Exercise details:
The complete data, repeated exactly, should form your response.

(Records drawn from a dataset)
--- START ---
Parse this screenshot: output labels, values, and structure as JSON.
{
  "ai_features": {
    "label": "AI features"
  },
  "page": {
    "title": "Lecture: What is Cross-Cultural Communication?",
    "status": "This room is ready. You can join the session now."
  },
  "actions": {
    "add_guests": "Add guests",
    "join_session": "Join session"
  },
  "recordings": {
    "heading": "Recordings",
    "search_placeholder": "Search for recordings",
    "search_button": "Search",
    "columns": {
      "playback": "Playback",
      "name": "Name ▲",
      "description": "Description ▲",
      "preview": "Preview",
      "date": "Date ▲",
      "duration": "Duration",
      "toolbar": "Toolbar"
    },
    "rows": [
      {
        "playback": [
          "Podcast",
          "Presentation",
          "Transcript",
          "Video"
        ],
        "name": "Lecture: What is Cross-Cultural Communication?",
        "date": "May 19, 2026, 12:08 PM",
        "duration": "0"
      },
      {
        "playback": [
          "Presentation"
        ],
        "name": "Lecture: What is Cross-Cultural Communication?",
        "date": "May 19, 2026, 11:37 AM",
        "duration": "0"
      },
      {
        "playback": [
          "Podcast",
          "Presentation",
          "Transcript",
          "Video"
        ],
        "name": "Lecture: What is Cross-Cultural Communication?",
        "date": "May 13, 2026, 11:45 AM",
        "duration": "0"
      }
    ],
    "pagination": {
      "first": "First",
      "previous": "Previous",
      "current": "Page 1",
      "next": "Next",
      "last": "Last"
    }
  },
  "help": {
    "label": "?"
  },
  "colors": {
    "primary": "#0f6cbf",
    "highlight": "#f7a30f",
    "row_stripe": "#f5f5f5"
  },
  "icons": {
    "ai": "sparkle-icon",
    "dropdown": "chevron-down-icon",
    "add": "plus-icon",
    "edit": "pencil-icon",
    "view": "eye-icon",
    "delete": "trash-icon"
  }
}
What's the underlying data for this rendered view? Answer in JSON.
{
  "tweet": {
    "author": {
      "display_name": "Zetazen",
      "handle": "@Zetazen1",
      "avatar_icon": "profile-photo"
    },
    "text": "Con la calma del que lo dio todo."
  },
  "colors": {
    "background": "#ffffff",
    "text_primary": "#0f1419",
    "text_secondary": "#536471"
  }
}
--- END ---
Solution below:
Parse this screenshot: output labels, values, and structure as JSON.
{
  "ai_features": {
    "label": "AI features"
  },
  "page": {
    "title": "Lecture: What is Cross-Cultural Communication?",
    "status": "This room is ready. You can join the session now."
  },
  "actions": {
    "add_guests": "Add guests",
    "join_session": "Join session"
  },
  "recordings": {
    "heading": "Recordings",
    "search_placeholder": "Search for recordings",
    "search_button": "Search",
    "columns": {
      "playback": "Playback",
      "name": "Name ▲",
      "description": "Description ▲",
      "preview": "Preview",
      "date": "Date ▲",
      "duration": "Duration",
      "toolbar": "Toolbar"
    },
    "rows": [
      {
        "playback": [
          "Podcast",
          "Presentation",
          "Transcript",
          "Video"
        ],
        "name": "Lecture: What is Cross-Cultural Communication?",
        "date": "May 19, 2026, 12:08 PM",
        "duration": "0"
      },
      {
        "playback": [
          "Presentation"
        ],
        "name": "Lecture: What is Cross-Cultural Communication?",
        "date": "May 19, 2026, 11:37 AM",
        "duration": "0"
      },
      {
        "playback": [
          "Podcast",
          "Presentation",
          "Transcript",
          "Video"
        ],
        "name": "Lecture: What is Cross-Cultural Communication?",
        "date": "May 13, 2026, 11:45 AM",
        "duration": "0"
      }
    ],
    "pagination": {
      "first": "First",
      "previous": "Previous",
      "current": "Page 1",
      "next": "Next",
      "last": "Last"
    }
  },
  "help": {
    "label": "?"
  },
  "colors": {
    "primary": "#0f6cbf",
    "highlight": "#f7a30f",
    "row_stripe": "#f5f5f5"
  },
  "icons": {
    "ai": "sparkle-icon",
    "dropdown": "chevron-down-icon",
    "add": "plus-icon",
    "edit": "pencil-icon",
    "view": "eye-icon",
    "delete": "trash-icon"
  }
}
What's the underlying data for this rendered view? Answer in JSON.
{
  "tweet": {
    "author": {
      "display_name": "Zetazen",
      "handle": "@Zetazen1",
      "avatar_icon": "profile-photo"
    },
    "text": "Con la calma del que lo dio todo."
  },
  "colors": {
    "background": "#ffffff",
    "text_primary": "#0f1419",
    "text_secondary": "#536471"
  }
}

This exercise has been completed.